This Verizon-bound handset was first spotted a few weeks back a long with an unconfirmed list of specs, but a newly-leaked LG document has confirmed the goodies to come nestled in the mid-range device.
Originally known as the Cayman, the seemingly Gingerbread-powered Lucid 4G will indeed sport an unnamed 1.2GHz processor, 8GB of internal memory, and a 4-inch WVGA NOVA display swathed in a protective layer of Gorilla Glass. Oh, and who could forget its support for Verizon’s 4G LTE network, and the ability to share that high-speed connection with up to 10 additional devices. All of that (plus a 1700 mAh battery) is going to be crammed into a frame that’s .45-inches (11.4mm) thick, so it’s shaping up to be a bit of a handful too.
As is usually the case, the Lucid’s middling specs are expected to be accompanied a low price tag, though how low is still in the air. Given that the 2-month old LG Spectrum still runs users around $ 200 (depending on the deal you’re able to nab), I think it’s very likely we’ll see this thing debut in the $ 99 to $ 129 range — any higher and the companies and involved are kidding themselves.
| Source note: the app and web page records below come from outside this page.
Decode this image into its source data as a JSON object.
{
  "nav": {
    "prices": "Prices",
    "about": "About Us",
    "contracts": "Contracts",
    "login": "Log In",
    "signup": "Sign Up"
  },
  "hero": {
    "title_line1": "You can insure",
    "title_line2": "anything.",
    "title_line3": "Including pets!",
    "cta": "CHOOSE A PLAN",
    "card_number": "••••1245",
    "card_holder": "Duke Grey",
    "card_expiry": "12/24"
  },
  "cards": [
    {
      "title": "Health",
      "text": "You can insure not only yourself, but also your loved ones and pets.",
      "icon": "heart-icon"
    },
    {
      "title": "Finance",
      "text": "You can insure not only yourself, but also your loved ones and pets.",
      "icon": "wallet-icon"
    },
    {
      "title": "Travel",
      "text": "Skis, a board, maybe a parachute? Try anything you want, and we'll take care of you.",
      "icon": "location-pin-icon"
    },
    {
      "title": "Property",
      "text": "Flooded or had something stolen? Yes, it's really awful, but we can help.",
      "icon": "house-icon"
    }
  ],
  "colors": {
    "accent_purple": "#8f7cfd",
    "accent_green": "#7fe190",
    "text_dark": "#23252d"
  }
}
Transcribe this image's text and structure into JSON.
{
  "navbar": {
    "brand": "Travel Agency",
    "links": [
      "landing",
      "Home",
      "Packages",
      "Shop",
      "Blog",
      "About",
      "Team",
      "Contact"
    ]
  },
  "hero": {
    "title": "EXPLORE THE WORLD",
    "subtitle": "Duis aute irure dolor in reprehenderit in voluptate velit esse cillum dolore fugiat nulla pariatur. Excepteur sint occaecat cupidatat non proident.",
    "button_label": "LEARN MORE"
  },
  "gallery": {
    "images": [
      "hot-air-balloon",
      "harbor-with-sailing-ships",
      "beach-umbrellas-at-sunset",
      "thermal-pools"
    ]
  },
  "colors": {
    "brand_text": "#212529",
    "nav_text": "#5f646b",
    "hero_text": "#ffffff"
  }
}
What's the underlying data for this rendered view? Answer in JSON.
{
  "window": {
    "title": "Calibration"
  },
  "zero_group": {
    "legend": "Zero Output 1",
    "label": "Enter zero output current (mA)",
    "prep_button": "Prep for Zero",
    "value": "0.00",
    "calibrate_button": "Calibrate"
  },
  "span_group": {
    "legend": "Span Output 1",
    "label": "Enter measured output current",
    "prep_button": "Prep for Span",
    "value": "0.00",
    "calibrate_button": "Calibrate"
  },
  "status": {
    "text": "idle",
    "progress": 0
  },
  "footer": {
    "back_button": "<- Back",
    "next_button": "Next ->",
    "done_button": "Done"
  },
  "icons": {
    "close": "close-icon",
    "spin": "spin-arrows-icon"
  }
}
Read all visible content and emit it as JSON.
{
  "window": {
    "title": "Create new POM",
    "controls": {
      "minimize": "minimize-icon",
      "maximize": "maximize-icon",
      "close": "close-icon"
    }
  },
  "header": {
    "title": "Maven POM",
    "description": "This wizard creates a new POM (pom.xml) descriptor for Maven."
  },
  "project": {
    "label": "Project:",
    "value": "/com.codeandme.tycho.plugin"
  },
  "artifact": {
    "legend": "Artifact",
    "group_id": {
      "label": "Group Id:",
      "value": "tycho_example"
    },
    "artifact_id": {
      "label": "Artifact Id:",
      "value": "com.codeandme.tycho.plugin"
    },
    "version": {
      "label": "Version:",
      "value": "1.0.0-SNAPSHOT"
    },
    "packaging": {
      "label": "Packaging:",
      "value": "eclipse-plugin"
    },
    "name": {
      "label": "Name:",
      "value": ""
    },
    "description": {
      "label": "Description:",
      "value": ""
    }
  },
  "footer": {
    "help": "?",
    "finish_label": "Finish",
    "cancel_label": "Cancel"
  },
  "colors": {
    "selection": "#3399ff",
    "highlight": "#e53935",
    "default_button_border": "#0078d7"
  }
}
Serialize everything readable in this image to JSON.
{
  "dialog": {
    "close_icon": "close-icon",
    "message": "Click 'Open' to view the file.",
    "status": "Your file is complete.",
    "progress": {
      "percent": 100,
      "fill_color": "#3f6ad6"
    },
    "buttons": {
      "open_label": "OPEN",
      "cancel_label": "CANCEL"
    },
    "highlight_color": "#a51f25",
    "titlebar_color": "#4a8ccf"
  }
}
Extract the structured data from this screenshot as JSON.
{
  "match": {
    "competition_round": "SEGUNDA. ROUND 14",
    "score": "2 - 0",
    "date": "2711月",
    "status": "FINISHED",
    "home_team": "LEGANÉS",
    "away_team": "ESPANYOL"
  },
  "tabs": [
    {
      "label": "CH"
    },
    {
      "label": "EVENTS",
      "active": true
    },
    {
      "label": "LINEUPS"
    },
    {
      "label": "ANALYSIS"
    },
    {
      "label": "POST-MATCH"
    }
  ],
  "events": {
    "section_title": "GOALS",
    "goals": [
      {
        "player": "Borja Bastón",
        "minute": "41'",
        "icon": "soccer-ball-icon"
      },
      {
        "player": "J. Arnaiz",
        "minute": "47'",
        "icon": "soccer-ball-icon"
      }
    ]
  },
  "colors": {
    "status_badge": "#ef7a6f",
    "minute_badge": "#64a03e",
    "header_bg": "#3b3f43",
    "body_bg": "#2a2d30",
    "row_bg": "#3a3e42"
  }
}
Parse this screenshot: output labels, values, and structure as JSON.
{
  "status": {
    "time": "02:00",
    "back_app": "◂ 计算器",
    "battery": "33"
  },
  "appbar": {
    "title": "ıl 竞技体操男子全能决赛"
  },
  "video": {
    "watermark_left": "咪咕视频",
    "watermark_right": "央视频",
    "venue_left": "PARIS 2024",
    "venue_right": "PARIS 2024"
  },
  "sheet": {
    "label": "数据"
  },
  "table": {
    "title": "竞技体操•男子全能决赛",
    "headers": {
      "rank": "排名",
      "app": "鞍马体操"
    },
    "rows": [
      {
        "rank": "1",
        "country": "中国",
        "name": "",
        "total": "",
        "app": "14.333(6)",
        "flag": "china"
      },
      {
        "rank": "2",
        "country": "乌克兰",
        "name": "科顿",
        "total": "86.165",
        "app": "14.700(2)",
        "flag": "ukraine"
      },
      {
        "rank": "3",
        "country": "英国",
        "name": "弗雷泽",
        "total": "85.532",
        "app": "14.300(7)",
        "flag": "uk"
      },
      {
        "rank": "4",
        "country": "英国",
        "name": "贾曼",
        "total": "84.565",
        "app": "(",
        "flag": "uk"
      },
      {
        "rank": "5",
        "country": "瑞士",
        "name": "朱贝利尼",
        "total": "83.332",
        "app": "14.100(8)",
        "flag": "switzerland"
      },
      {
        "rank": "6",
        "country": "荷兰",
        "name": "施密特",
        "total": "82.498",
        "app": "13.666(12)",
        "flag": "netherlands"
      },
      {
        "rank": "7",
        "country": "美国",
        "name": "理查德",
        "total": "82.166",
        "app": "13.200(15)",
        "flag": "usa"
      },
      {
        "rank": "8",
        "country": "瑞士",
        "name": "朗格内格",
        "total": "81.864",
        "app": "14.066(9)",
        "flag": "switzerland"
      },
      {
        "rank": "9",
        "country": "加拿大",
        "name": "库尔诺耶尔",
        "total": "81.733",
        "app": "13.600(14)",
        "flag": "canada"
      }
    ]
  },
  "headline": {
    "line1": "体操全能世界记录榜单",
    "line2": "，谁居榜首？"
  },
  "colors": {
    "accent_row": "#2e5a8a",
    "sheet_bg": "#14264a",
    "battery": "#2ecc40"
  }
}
I don’t see much appeal in this little guy, but it could buck expectations and turn out to be a solid little mid-range smartphone. Recent reports put the Lucid’s release date near the end of this month, but I’d advise you to hold off for a bit — next month looks like when the real fun is set to start.